§ DATA IN THIS EXERCISE:
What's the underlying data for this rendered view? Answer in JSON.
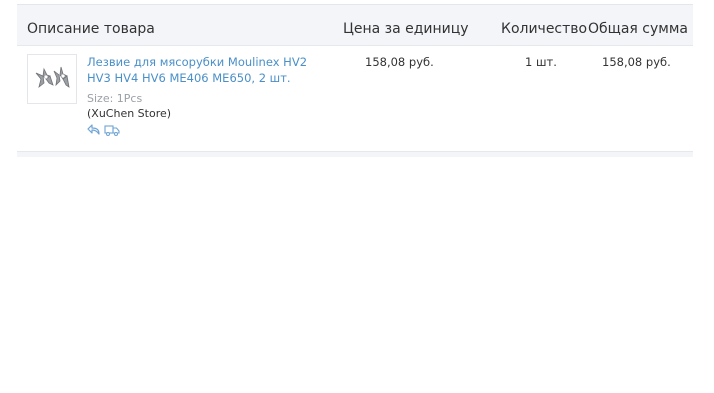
{
  "table": {
    "headers": {
      "description": "Описание товара",
      "unit_price": "Цена за единицу",
      "quantity": "Количество",
      "total": "Общая сумма"
    },
    "rows": [
      {
        "title": "Лезвие для мясорубки Moulinex HV2 HV3 HV4 HV6 ME406 ME650, 2 шт.",
        "size": "Size: 1Pcs",
        "store": "(XuChen Store)",
        "unit_price": "158,08 руб.",
        "quantity": "1 шт.",
        "total": "158,08 руб.",
        "icons": [
          "return-arrow-icon",
          "delivery-truck-icon"
        ]
      }
    ]
  },
  "colors": {
    "link": "#4a8fc8",
    "text": "#333333",
    "muted": "#9aa0a6",
    "header_bg": "#f3f5f8"
  }
}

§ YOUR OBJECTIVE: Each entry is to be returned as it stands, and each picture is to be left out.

§ RESPONSE TO THE EXERCISE:
What's the underlying data for this rendered view? Answer in JSON.
{
  "table": {
    "headers": {
      "description": "Описание товара",
      "unit_price": "Цена за единицу",
      "quantity": "Количество",
      "total": "Общая сумма"
    },
    "rows": [
      {
        "title": "Лезвие для мясорубки Moulinex HV2 HV3 HV4 HV6 ME406 ME650, 2 шт.",
        "size": "Size: 1Pcs",
        "store": "(XuChen Store)",
        "unit_price": "158,08 руб.",
        "quantity": "1 шт.",
        "total": "158,08 руб.",
        "icons": [
          "return-arrow-icon",
          "delivery-truck-icon"
        ]
      }
    ]
  },
  "colors": {
    "link": "#4a8fc8",
    "text": "#333333",
    "muted": "#9aa0a6",
    "header_bg": "#f3f5f8"
  }
}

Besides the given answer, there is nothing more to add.